More Details about Appointment of Judges to the Supreme Court of India

General Information  
Author(s)Edited by Arghya Sengupta and Ritwika Sharma
PublisherOxford University Press
ISBN9780199485079
Pages324
BindingHardback
LanguageEnglish
Publish YearAugust 2018

Description

Appointment of Judges to the Supreme Court of India : Transparency, Accountability, and Independence
Edited by Arghya Sengupta and Ritwika Sharma

The National Judicial Appointments Commission (NJAC) judgment, on the appointment of judges to the Supreme Court, has been the subject of a deeply polarized debate in the public sphere and academia. 
This volume analyses the NJAC judgment, and provides a rich context to it, in terms of philosophical, comparative, and constitutional issues that underpin it. The work traces the history of judicial appointments in India; examines the constitutional principles behind selecting judges and their application in the NJAC judgment; and comparatively looks at the judicial appointments process in six select countries—United Kingdom, South Africa, Canada, Pakistan, Sri Lanka, and Nepal—enquiring into what makes a good judge and an effective appointments process. 
With wide-ranging essays by leading lawyers, political scientists, and academics from India and abroad, the volume is a deep dive into the constitutional concepts of judicial independence and separation of powers as discussed in the NJAC judgment. 

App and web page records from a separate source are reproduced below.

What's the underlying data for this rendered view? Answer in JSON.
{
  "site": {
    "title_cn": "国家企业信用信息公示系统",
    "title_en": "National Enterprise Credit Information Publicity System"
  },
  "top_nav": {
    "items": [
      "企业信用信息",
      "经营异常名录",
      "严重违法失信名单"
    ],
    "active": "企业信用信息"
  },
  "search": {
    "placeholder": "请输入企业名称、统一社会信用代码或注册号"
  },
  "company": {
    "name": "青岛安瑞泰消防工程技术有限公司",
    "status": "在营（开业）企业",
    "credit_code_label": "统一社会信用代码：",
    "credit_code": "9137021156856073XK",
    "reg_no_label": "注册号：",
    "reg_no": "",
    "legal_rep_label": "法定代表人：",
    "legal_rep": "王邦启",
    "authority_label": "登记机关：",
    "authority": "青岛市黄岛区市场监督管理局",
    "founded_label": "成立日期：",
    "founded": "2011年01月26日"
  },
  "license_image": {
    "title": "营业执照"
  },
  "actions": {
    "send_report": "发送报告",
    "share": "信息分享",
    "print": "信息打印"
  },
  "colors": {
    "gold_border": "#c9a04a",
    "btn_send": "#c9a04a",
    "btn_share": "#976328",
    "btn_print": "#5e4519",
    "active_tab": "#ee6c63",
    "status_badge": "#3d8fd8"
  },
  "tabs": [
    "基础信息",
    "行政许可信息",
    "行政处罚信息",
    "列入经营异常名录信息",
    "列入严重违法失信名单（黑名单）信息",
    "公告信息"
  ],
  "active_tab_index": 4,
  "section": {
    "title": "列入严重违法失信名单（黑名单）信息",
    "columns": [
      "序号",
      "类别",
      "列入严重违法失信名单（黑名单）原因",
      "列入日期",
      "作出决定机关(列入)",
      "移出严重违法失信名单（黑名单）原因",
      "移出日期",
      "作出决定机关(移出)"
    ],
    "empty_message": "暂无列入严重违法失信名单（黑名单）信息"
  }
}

About the Editors
Arghya Sengupta is the founder and research director at the Vidhi Centre for Legal Policy, New Delhi, India. 
Ritwika Sharma is a candidate for the LLM (2017–18) at the Faculty of Law, University of Cambridge, UK.

Table Of Contents:

Foreword 

Justice Jasti Chelameswar 

Introduction 

I. The History of Judicial Appointments in India 
1. From Kania to Sarkaria: Judicial Appointments from 1950 to 1973 
Suchindran B.N. 
2. A Committed Judiciary: Indira Gandhi and Judicial Appointments 
T.R. Andhyarujina 
3. Recovering Lost Ground: The Case of the Curious Eighties 
A.K. Ganguli 
4. The Judicial Collegium: Issues, Controversies, and the Road Ahead 
Arun Jaitley 
5. A Plague on Both Your Houses: NJAC and the Crisis of Trust 
Pratap Bhanu Mehta 

II. The Analysis of the NJAC Judgment 
6. Judicial Review and Parliamentary Power: Reorienting the Balance 
K.T. Thomas 
7. Checks and Balances Revisited: The Role of the Executive in Judicial Appointments 
Mukul Rohatgi 
8. Opening up Appointments: Civil Society Participation in the NJAC 
Madhavi Divan 
9. The Obvious Foundation Test: Re-inventing the Basic Structure Doctrine 
Raju Ramachandran and Mythili Vijay Kumar Thallam 
10. Eight Fatal Flaws: The Failings of the National Judicial Appointments Commission 
Arvind Datar 
11. The Sole Route to an Independent Judiciary?: The Primacy of Judges in Appointment 
Gautam Bhatia 
12. Justice Lokur’s Concurring View: The Future of Appointments Reform 
Alok Prasanna Kumar 
13. Justice Chelameswar’s Dissent: Reforming to Preserve 
Arghya Sengupta 
14. The NJAC Case and Judicial Independence: Conceptual and Contextual Safeguards 
Gopal Subramanium 

III Comparative Perspectives 
15. Comparative Law in the NJAC Judgment: A Missed Opportunity 
Suhrith Parthasarathy 
16. Judicialization of Judicial Appointments?: A Response from the United Kingdom 
Chintan Chandrachud 
17. South Africa—Analysing a Commission Model 
Chris McConnachie 
18. Appointments to the Supreme Court of Canada: Procedures and Controversies 
Peter McCormick 
19. Judicial Appointments in Pakistan: The Seminal Case of the 18th Amendment 
Sameer Khosa 
20. Judicial Appointments in Sri Lanka: A Politicized Trajectory 
Rehan Abeyratne 
21. Appointments to the Supreme Court of Nepal: A New Beginning 
Semanta Dahal 

Index 

About the Editors and Contributors